In 1227AD, Jerpoint Abbey was subject to a visitation from England, and due to "lax practices" removed from the jurisdiction of Baltinglass, and transferred as a daughter-house to Fountains Abbey in Yorkshire. Records show that by 1228AD, there were 36 monks and 50 lay brothers living in the abbey.

In 1540AD, Jerpoint Abbey was dissolved, and the properties granted to James Butler, Earl of Ormond. The buildings fell into disrepair, and the site was finally transferred to the Office of Public Works in 1880AD.

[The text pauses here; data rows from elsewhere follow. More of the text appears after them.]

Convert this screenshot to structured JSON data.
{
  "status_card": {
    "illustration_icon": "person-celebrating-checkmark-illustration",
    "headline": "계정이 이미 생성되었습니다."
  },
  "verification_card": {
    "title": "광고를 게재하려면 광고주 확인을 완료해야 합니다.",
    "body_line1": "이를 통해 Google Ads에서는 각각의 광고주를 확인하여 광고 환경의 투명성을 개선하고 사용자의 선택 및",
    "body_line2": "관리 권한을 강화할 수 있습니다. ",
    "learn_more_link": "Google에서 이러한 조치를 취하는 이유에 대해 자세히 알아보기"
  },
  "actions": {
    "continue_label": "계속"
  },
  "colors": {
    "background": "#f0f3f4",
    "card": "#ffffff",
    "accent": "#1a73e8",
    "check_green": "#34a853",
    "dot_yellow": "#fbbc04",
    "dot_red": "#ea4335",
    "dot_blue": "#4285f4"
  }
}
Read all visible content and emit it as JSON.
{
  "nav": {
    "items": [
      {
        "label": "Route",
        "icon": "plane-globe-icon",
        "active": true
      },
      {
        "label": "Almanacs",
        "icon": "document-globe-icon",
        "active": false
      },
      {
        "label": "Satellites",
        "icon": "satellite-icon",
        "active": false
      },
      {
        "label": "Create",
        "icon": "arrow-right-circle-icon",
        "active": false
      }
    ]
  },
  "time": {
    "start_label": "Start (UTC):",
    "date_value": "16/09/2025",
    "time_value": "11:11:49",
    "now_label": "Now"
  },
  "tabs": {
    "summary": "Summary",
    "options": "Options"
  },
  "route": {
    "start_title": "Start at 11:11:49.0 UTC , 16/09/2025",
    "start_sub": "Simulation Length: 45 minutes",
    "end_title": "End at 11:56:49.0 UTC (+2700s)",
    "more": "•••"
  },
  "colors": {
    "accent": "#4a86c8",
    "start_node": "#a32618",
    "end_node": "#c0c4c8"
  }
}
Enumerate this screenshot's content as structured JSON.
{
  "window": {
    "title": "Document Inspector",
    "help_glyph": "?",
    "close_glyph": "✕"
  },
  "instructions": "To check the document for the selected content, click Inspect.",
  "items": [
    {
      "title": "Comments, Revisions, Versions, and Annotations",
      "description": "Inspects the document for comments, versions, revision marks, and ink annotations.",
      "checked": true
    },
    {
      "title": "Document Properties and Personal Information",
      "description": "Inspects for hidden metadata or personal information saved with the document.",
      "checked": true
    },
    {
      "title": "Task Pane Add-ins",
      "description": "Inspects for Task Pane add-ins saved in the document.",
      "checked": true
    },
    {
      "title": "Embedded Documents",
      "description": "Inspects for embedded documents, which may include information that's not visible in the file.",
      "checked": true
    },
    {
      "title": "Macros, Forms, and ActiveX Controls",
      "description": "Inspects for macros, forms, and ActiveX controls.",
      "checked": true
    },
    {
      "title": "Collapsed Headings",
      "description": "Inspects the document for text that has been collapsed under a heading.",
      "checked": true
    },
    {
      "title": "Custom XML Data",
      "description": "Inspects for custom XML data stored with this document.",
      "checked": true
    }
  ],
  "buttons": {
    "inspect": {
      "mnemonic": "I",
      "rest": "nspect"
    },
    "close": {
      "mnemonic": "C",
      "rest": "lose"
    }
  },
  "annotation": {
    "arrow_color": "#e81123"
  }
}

Today, Jerpoint Abbey consists of reasonably extensive ruins, with some particularly striking features - such as the surviving segment of the 15th Century sculptured cloister arcade, notable for its fine carvings. Additionally, the abbey's 15th Century square tower survives in good condition, along with its two transept wings. The transept chapels also contain some exceptional 13th to 16th Century tomb sculptures.